→ **YOUR GOAL**: Look below and pull out each line with the word "height".

··· DATA IN THIS EXERCISE ···

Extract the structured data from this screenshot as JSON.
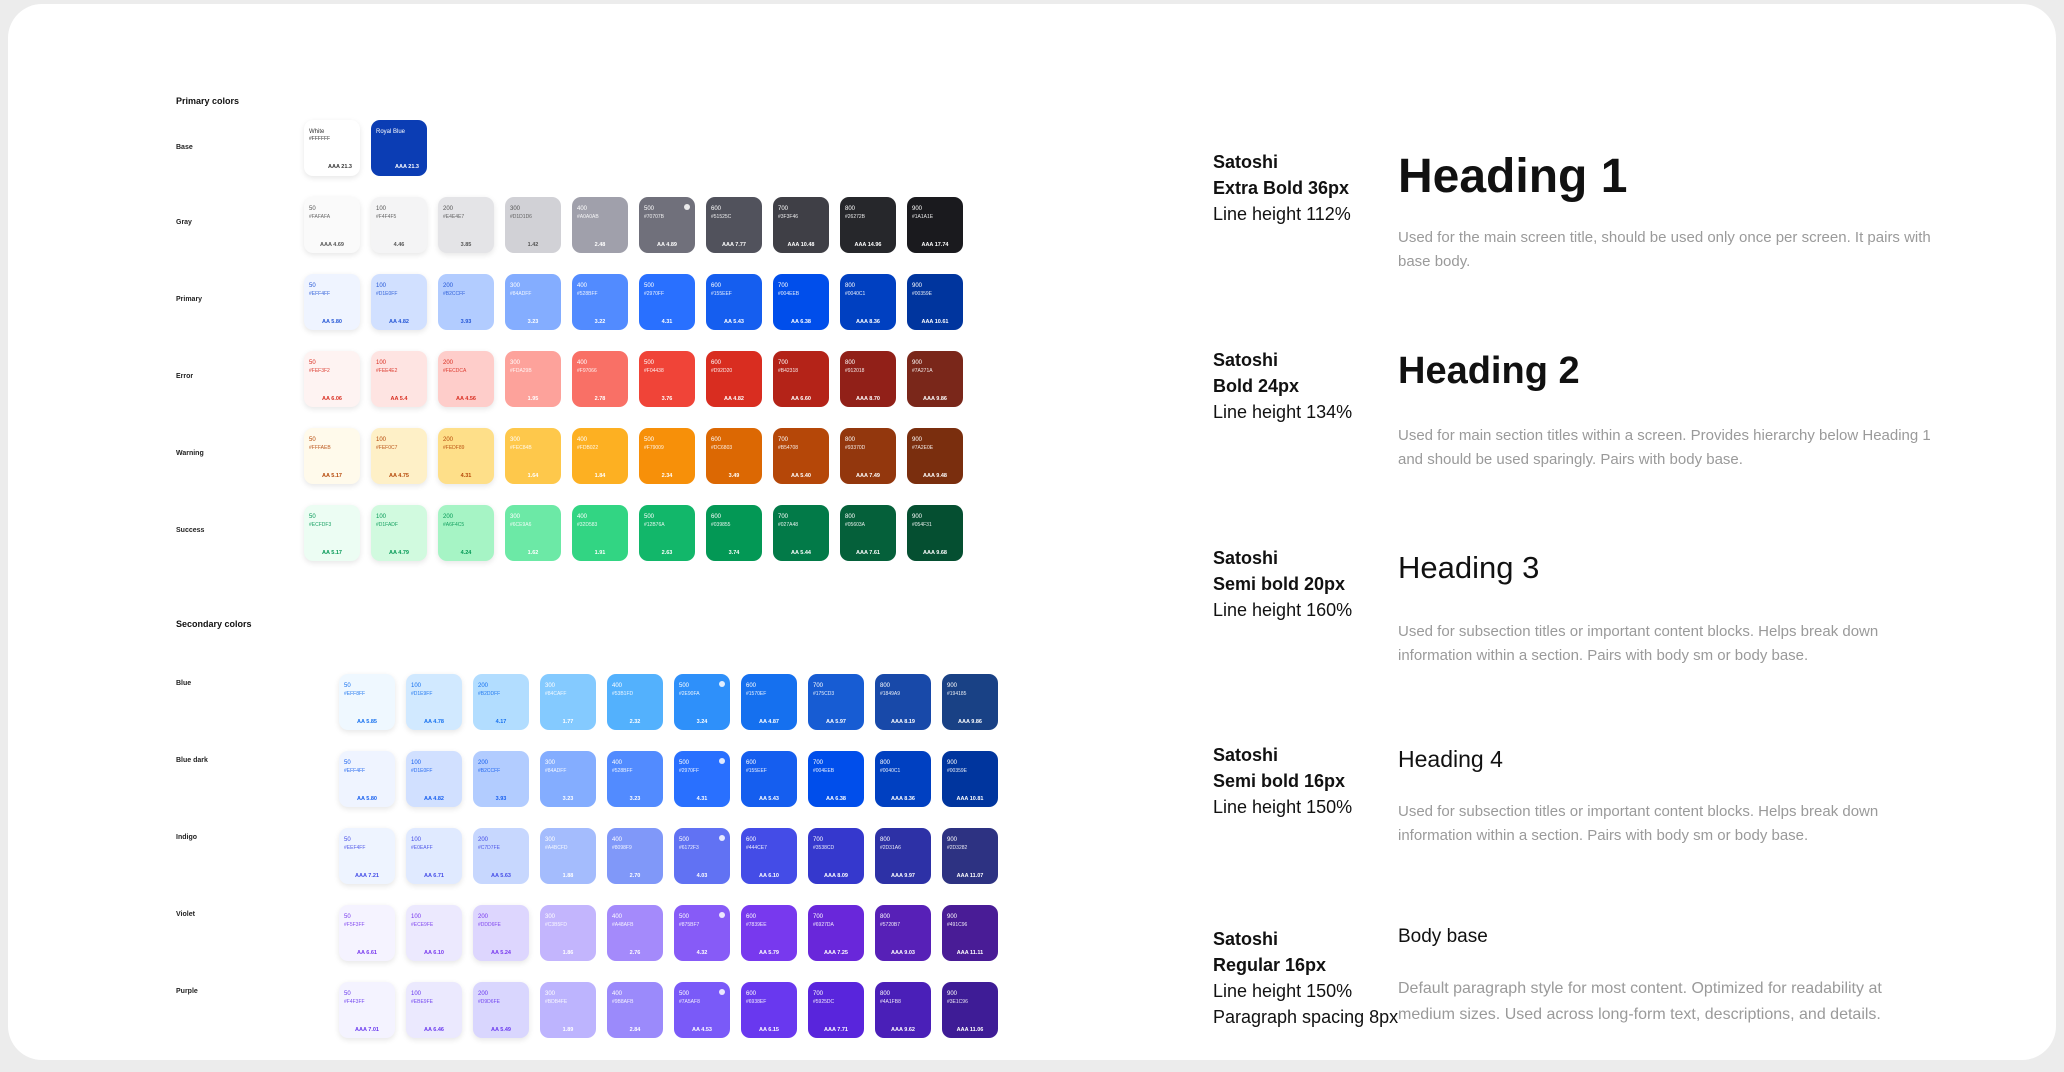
{
  "primary_title": "Primary colors",
  "secondary_title": "Secondary colors",
  "base_row": {
    "label": "Base",
    "swatches": [
      {
        "name": "White",
        "hex": "#FFFFFF",
        "ratio": "AAA 21.3",
        "bg": "#FFFFFF",
        "text": "#333333"
      },
      {
        "name": "Royal Blue",
        "hex": "",
        "ratio": "AAA 21.3",
        "bg": "#0B3DB4",
        "text": "#FFFFFF"
      }
    ]
  },
  "primary_rows": [
    {
      "label": "Gray",
      "swatches": [
        {
          "shade": "50",
          "hex": "#FAFAFA",
          "ratio": "AAA 4.69",
          "bg": "#FAFAFA",
          "text": "#555555"
        },
        {
          "shade": "100",
          "hex": "#F4F4F5",
          "ratio": "4.46",
          "bg": "#F4F4F5",
          "text": "#555555"
        },
        {
          "shade": "200",
          "hex": "#E4E4E7",
          "ratio": "3.85",
          "bg": "#E4E4E7",
          "text": "#555555"
        },
        {
          "shade": "300",
          "hex": "#D1D1D6",
          "ratio": "1.42",
          "bg": "#D1D1D6",
          "text": "#555555"
        },
        {
          "shade": "400",
          "hex": "#A0A0AB",
          "ratio": "2.48",
          "bg": "#A0A0AB",
          "text": "#FFFFFF"
        },
        {
          "shade": "500",
          "hex": "#70707B",
          "ratio": "AA 4.89",
          "bg": "#70707B",
          "text": "#FFFFFF",
          "dot": true
        },
        {
          "shade": "600",
          "hex": "#51525C",
          "ratio": "AAA 7.77",
          "bg": "#51525C",
          "text": "#FFFFFF"
        },
        {
          "shade": "700",
          "hex": "#3F3F46",
          "ratio": "AAA 10.48",
          "bg": "#3F3F46",
          "text": "#FFFFFF"
        },
        {
          "shade": "800",
          "hex": "#26272B",
          "ratio": "AAA 14.96",
          "bg": "#26272B",
          "text": "#FFFFFF"
        },
        {
          "shade": "900",
          "hex": "#1A1A1E",
          "ratio": "AAA 17.74",
          "bg": "#1A1A1E",
          "text": "#FFFFFF"
        }
      ]
    },
    {
      "label": "Primary",
      "swatches": [
        {
          "shade": "50",
          "hex": "#EFF4FF",
          "ratio": "AA 5.80",
          "bg": "#EFF4FF",
          "text": "#2456D6"
        },
        {
          "shade": "100",
          "hex": "#D1E0FF",
          "ratio": "AA 4.82",
          "bg": "#D1E0FF",
          "text": "#2456D6"
        },
        {
          "shade": "200",
          "hex": "#B2CCFF",
          "ratio": "3.93",
          "bg": "#B2CCFF",
          "text": "#2456D6"
        },
        {
          "shade": "300",
          "hex": "#84ADFF",
          "ratio": "3.23",
          "bg": "#84ADFF",
          "text": "#FFFFFF"
        },
        {
          "shade": "400",
          "hex": "#528BFF",
          "ratio": "3.22",
          "bg": "#528BFF",
          "text": "#FFFFFF"
        },
        {
          "shade": "500",
          "hex": "#2970FF",
          "ratio": "4.31",
          "bg": "#2970FF",
          "text": "#FFFFFF"
        },
        {
          "shade": "600",
          "hex": "#155EEF",
          "ratio": "AA 5.43",
          "bg": "#155EEF",
          "text": "#FFFFFF"
        },
        {
          "shade": "700",
          "hex": "#004EEB",
          "ratio": "AA 6.38",
          "bg": "#004EEB",
          "text": "#FFFFFF"
        },
        {
          "shade": "800",
          "hex": "#0040C1",
          "ratio": "AAA 8.36",
          "bg": "#0040C1",
          "text": "#FFFFFF"
        },
        {
          "shade": "900",
          "hex": "#00359E",
          "ratio": "AAA 10.61",
          "bg": "#00359E",
          "text": "#FFFFFF"
        }
      ]
    },
    {
      "label": "Error",
      "swatches": [
        {
          "shade": "50",
          "hex": "#FEF3F2",
          "ratio": "AA 6.06",
          "bg": "#FEF3F2",
          "text": "#D92D20"
        },
        {
          "shade": "100",
          "hex": "#FEE4E2",
          "ratio": "AA 5.4",
          "bg": "#FEE4E2",
          "text": "#D92D20"
        },
        {
          "shade": "200",
          "hex": "#FECDCA",
          "ratio": "AA 4.56",
          "bg": "#FECDCA",
          "text": "#D92D20"
        },
        {
          "shade": "300",
          "hex": "#FDA29B",
          "ratio": "1.95",
          "bg": "#FDA29B",
          "text": "#FFFFFF"
        },
        {
          "shade": "400",
          "hex": "#F97066",
          "ratio": "2.78",
          "bg": "#F97066",
          "text": "#FFFFFF"
        },
        {
          "shade": "500",
          "hex": "#F04438",
          "ratio": "3.76",
          "bg": "#F04438",
          "text": "#FFFFFF"
        },
        {
          "shade": "600",
          "hex": "#D92D20",
          "ratio": "AA 4.82",
          "bg": "#D92D20",
          "text": "#FFFFFF"
        },
        {
          "shade": "700",
          "hex": "#B42318",
          "ratio": "AA 6.60",
          "bg": "#B42318",
          "text": "#FFFFFF"
        },
        {
          "shade": "800",
          "hex": "#912018",
          "ratio": "AAA 8.70",
          "bg": "#912018",
          "text": "#FFFFFF"
        },
        {
          "shade": "900",
          "hex": "#7A271A",
          "ratio": "AAA 9.86",
          "bg": "#7A271A",
          "text": "#FFFFFF"
        }
      ]
    },
    {
      "label": "Warning",
      "swatches": [
        {
          "shade": "50",
          "hex": "#FFFAEB",
          "ratio": "AA 5.17",
          "bg": "#FFFAEB",
          "text": "#B54708"
        },
        {
          "shade": "100",
          "hex": "#FEF0C7",
          "ratio": "AA 4.75",
          "bg": "#FEF0C7",
          "text": "#B54708"
        },
        {
          "shade": "200",
          "hex": "#FEDF89",
          "ratio": "4.31",
          "bg": "#FEDF89",
          "text": "#B54708"
        },
        {
          "shade": "300",
          "hex": "#FEC84B",
          "ratio": "1.64",
          "bg": "#FEC84B",
          "text": "#FFFFFF"
        },
        {
          "shade": "400",
          "hex": "#FDB022",
          "ratio": "1.84",
          "bg": "#FDB022",
          "text": "#FFFFFF"
        },
        {
          "shade": "500",
          "hex": "#F79009",
          "ratio": "2.34",
          "bg": "#F79009",
          "text": "#FFFFFF"
        },
        {
          "shade": "600",
          "hex": "#DC6803",
          "ratio": "3.49",
          "bg": "#DC6803",
          "text": "#FFFFFF"
        },
        {
          "shade": "700",
          "hex": "#B54708",
          "ratio": "AA 5.40",
          "bg": "#B54708",
          "text": "#FFFFFF"
        },
        {
          "shade": "800",
          "hex": "#93370D",
          "ratio": "AAA 7.49",
          "bg": "#93370D",
          "text": "#FFFFFF"
        },
        {
          "shade": "900",
          "hex": "#7A2E0E",
          "ratio": "AAA 9.48",
          "bg": "#7A2E0E",
          "text": "#FFFFFF"
        }
      ]
    },
    {
      "label": "Success",
      "swatches": [
        {
          "shade": "50",
          "hex": "#ECFDF3",
          "ratio": "AA 5.17",
          "bg": "#ECFDF3",
          "text": "#039855"
        },
        {
          "shade": "100",
          "hex": "#D1FADF",
          "ratio": "AA 4.79",
          "bg": "#D1FADF",
          "text": "#039855"
        },
        {
          "shade": "200",
          "hex": "#A6F4C5",
          "ratio": "4.24",
          "bg": "#A6F4C5",
          "text": "#039855"
        },
        {
          "shade": "300",
          "hex": "#6CE9A6",
          "ratio": "1.62",
          "bg": "#6CE9A6",
          "text": "#FFFFFF"
        },
        {
          "shade": "400",
          "hex": "#32D583",
          "ratio": "1.91",
          "bg": "#32D583",
          "text": "#FFFFFF"
        },
        {
          "shade": "500",
          "hex": "#12B76A",
          "ratio": "2.63",
          "bg": "#12B76A",
          "text": "#FFFFFF"
        },
        {
          "shade": "600",
          "hex": "#039855",
          "ratio": "3.74",
          "bg": "#039855",
          "text": "#FFFFFF"
        },
        {
          "shade": "700",
          "hex": "#027A48",
          "ratio": "AA 5.44",
          "bg": "#027A48",
          "text": "#FFFFFF"
        },
        {
          "shade": "800",
          "hex": "#05603A",
          "ratio": "AAA 7.61",
          "bg": "#05603A",
          "text": "#FFFFFF"
        },
        {
          "shade": "900",
          "hex": "#054F31",
          "ratio": "AAA 9.68",
          "bg": "#054F31",
          "text": "#FFFFFF"
        }
      ]
    }
  ],
  "secondary_rows": [
    {
      "label": "Blue",
      "swatches": [
        {
          "shade": "50",
          "hex": "#EFF8FF",
          "ratio": "AA 5.85",
          "bg": "#EFF8FF",
          "text": "#1570EF"
        },
        {
          "shade": "100",
          "hex": "#D1E9FF",
          "ratio": "AA 4.78",
          "bg": "#D1E9FF",
          "text": "#1570EF"
        },
        {
          "shade": "200",
          "hex": "#B2DDFF",
          "ratio": "4.17",
          "bg": "#B2DDFF",
          "text": "#1570EF"
        },
        {
          "shade": "300",
          "hex": "#84CAFF",
          "ratio": "1.77",
          "bg": "#84CAFF",
          "text": "#FFFFFF"
        },
        {
          "shade": "400",
          "hex": "#53B1FD",
          "ratio": "2.32",
          "bg": "#53B1FD",
          "text": "#FFFFFF"
        },
        {
          "shade": "500",
          "hex": "#2E90FA",
          "ratio": "3.24",
          "bg": "#2E90FA",
          "text": "#FFFFFF",
          "dot": true
        },
        {
          "shade": "600",
          "hex": "#1570EF",
          "ratio": "AA 4.87",
          "bg": "#1570EF",
          "text": "#FFFFFF"
        },
        {
          "shade": "700",
          "hex": "#175CD3",
          "ratio": "AA 5.97",
          "bg": "#175CD3",
          "text": "#FFFFFF"
        },
        {
          "shade": "800",
          "hex": "#1849A9",
          "ratio": "AAA 8.19",
          "bg": "#1849A9",
          "text": "#FFFFFF"
        },
        {
          "shade": "900",
          "hex": "#194185",
          "ratio": "AAA 9.86",
          "bg": "#194185",
          "text": "#FFFFFF"
        }
      ]
    },
    {
      "label": "Blue dark",
      "swatches": [
        {
          "shade": "50",
          "hex": "#EFF4FF",
          "ratio": "AA 5.80",
          "bg": "#EFF4FF",
          "text": "#155EEF"
        },
        {
          "shade": "100",
          "hex": "#D1E0FF",
          "ratio": "AA 4.82",
          "bg": "#D1E0FF",
          "text": "#155EEF"
        },
        {
          "shade": "200",
          "hex": "#B2CCFF",
          "ratio": "3.93",
          "bg": "#B2CCFF",
          "text": "#155EEF"
        },
        {
          "shade": "300",
          "hex": "#84ADFF",
          "ratio": "3.23",
          "bg": "#84ADFF",
          "text": "#FFFFFF"
        },
        {
          "shade": "400",
          "hex": "#528BFF",
          "ratio": "3.23",
          "bg": "#528BFF",
          "text": "#FFFFFF"
        },
        {
          "shade": "500",
          "hex": "#2970FF",
          "ratio": "4.31",
          "bg": "#2970FF",
          "text": "#FFFFFF",
          "dot": true
        },
        {
          "shade": "600",
          "hex": "#155EEF",
          "ratio": "AA 5.43",
          "bg": "#155EEF",
          "text": "#FFFFFF"
        },
        {
          "shade": "700",
          "hex": "#004EEB",
          "ratio": "AA 6.38",
          "bg": "#004EEB",
          "text": "#FFFFFF"
        },
        {
          "shade": "800",
          "hex": "#0040C1",
          "ratio": "AAA 8.36",
          "bg": "#0040C1",
          "text": "#FFFFFF"
        },
        {
          "shade": "900",
          "hex": "#00359E",
          "ratio": "AAA 10.81",
          "bg": "#00359E",
          "text": "#FFFFFF"
        }
      ]
    },
    {
      "label": "Indigo",
      "swatches": [
        {
          "shade": "50",
          "hex": "#EEF4FF",
          "ratio": "AAA 7.21",
          "bg": "#EEF4FF",
          "text": "#444CE7"
        },
        {
          "shade": "100",
          "hex": "#E0EAFF",
          "ratio": "AA 6.71",
          "bg": "#E0EAFF",
          "text": "#444CE7"
        },
        {
          "shade": "200",
          "hex": "#C7D7FE",
          "ratio": "AA 5.63",
          "bg": "#C7D7FE",
          "text": "#444CE7"
        },
        {
          "shade": "300",
          "hex": "#A4BCFD",
          "ratio": "1.88",
          "bg": "#A4BCFD",
          "text": "#FFFFFF"
        },
        {
          "shade": "400",
          "hex": "#8098F9",
          "ratio": "2.70",
          "bg": "#8098F9",
          "text": "#FFFFFF"
        },
        {
          "shade": "500",
          "hex": "#6172F3",
          "ratio": "4.03",
          "bg": "#6172F3",
          "text": "#FFFFFF",
          "dot": true
        },
        {
          "shade": "600",
          "hex": "#444CE7",
          "ratio": "AA 6.10",
          "bg": "#444CE7",
          "text": "#FFFFFF"
        },
        {
          "shade": "700",
          "hex": "#3538CD",
          "ratio": "AAA 8.09",
          "bg": "#3538CD",
          "text": "#FFFFFF"
        },
        {
          "shade": "800",
          "hex": "#2D31A6",
          "ratio": "AAA 9.97",
          "bg": "#2D31A6",
          "text": "#FFFFFF"
        },
        {
          "shade": "900",
          "hex": "#2D3282",
          "ratio": "AAA 11.07",
          "bg": "#2D3282",
          "text": "#FFFFFF"
        }
      ]
    },
    {
      "label": "Violet",
      "swatches": [
        {
          "shade": "50",
          "hex": "#F5F3FF",
          "ratio": "AA 6.61",
          "bg": "#F5F3FF",
          "text": "#7839EE"
        },
        {
          "shade": "100",
          "hex": "#ECE9FE",
          "ratio": "AA 6.10",
          "bg": "#ECE9FE",
          "text": "#7839EE"
        },
        {
          "shade": "200",
          "hex": "#DDD6FE",
          "ratio": "AA 5.24",
          "bg": "#DDD6FE",
          "text": "#7839EE"
        },
        {
          "shade": "300",
          "hex": "#C3B5FD",
          "ratio": "1.86",
          "bg": "#C3B5FD",
          "text": "#FFFFFF"
        },
        {
          "shade": "400",
          "hex": "#A48AFB",
          "ratio": "2.76",
          "bg": "#A48AFB",
          "text": "#FFFFFF"
        },
        {
          "shade": "500",
          "hex": "#875BF7",
          "ratio": "4.32",
          "bg": "#875BF7",
          "text": "#FFFFFF",
          "dot": true
        },
        {
          "shade": "600",
          "hex": "#7839EE",
          "ratio": "AA 5.79",
          "bg": "#7839EE",
          "text": "#FFFFFF"
        },
        {
          "shade": "700",
          "hex": "#6927DA",
          "ratio": "AAA 7.25",
          "bg": "#6927DA",
          "text": "#FFFFFF"
        },
        {
          "shade": "800",
          "hex": "#5720B7",
          "ratio": "AAA 9.03",
          "bg": "#5720B7",
          "text": "#FFFFFF"
        },
        {
          "shade": "900",
          "hex": "#491C96",
          "ratio": "AAA 11.11",
          "bg": "#491C96",
          "text": "#FFFFFF"
        }
      ]
    },
    {
      "label": "Purple",
      "swatches": [
        {
          "shade": "50",
          "hex": "#F4F3FF",
          "ratio": "AAA 7.01",
          "bg": "#F4F3FF",
          "text": "#6938EF"
        },
        {
          "shade": "100",
          "hex": "#EBE9FE",
          "ratio": "AA 6.46",
          "bg": "#EBE9FE",
          "text": "#6938EF"
        },
        {
          "shade": "200",
          "hex": "#D9D6FE",
          "ratio": "AA 5.49",
          "bg": "#D9D6FE",
          "text": "#6938EF"
        },
        {
          "shade": "300",
          "hex": "#BDB4FE",
          "ratio": "1.89",
          "bg": "#BDB4FE",
          "text": "#FFFFFF"
        },
        {
          "shade": "400",
          "hex": "#9B8AFB",
          "ratio": "2.84",
          "bg": "#9B8AFB",
          "text": "#FFFFFF"
        },
        {
          "shade": "500",
          "hex": "#7A5AF8",
          "ratio": "AA 4.53",
          "bg": "#7A5AF8",
          "text": "#FFFFFF",
          "dot": true
        },
        {
          "shade": "600",
          "hex": "#6938EF",
          "ratio": "AA 6.15",
          "bg": "#6938EF",
          "text": "#FFFFFF"
        },
        {
          "shade": "700",
          "hex": "#5925DC",
          "ratio": "AAA 7.71",
          "bg": "#5925DC",
          "text": "#FFFFFF"
        },
        {
          "shade": "800",
          "hex": "#4A1FB8",
          "ratio": "AAA 9.62",
          "bg": "#4A1FB8",
          "text": "#FFFFFF"
        },
        {
          "shade": "900",
          "hex": "#3E1C96",
          "ratio": "AAA 11.06",
          "bg": "#3E1C96",
          "text": "#FFFFFF"
        }
      ]
    }
  ],
  "typography": [
    {
      "font": "Satoshi",
      "weight": "Extra Bold 36px",
      "line_height": "Line height 112%",
      "spacing": "",
      "heading": "Heading 1",
      "description": "Used for the main screen title, should be used only once per screen. It pairs with base body."
    },
    {
      "font": "Satoshi",
      "weight": "Bold 24px",
      "line_height": "Line height 134%",
      "spacing": "",
      "heading": "Heading 2",
      "description": "Used for main section titles within a screen. Provides hierarchy below Heading 1 and should be used sparingly. Pairs with body base."
    },
    {
      "font": "Satoshi",
      "weight": "Semi bold 20px",
      "line_height": "Line height 160%",
      "spacing": "",
      "heading": "Heading 3",
      "description": "Used for subsection titles or important content blocks. Helps break down information within a section. Pairs with body sm or body base."
    },
    {
      "font": "Satoshi",
      "weight": "Semi bold 16px",
      "line_height": "Line height 150%",
      "spacing": "",
      "heading": "Heading 4",
      "description": "Used for subsection titles or important content blocks. Helps break down information within a section. Pairs with body sm or body base."
    },
    {
      "font": "Satoshi",
      "weight": "Regular 16px",
      "line_height": "Line height 150%",
      "spacing": "Paragraph spacing 8px",
      "heading": "Body base",
      "description": "Default paragraph style for most content. Optimized for readability at medium sizes. Used across long-form text, descriptions, and details."
    }
  ]
}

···

→ **SOLUTION FOR THIS TASK**:
      "line_height": "Line height 112%",
      "line_height": "Line height 134%",
      "line_height": "Line height 160%",
      "line_height": "Line height 150%",
      "line_height": "Line height 150%",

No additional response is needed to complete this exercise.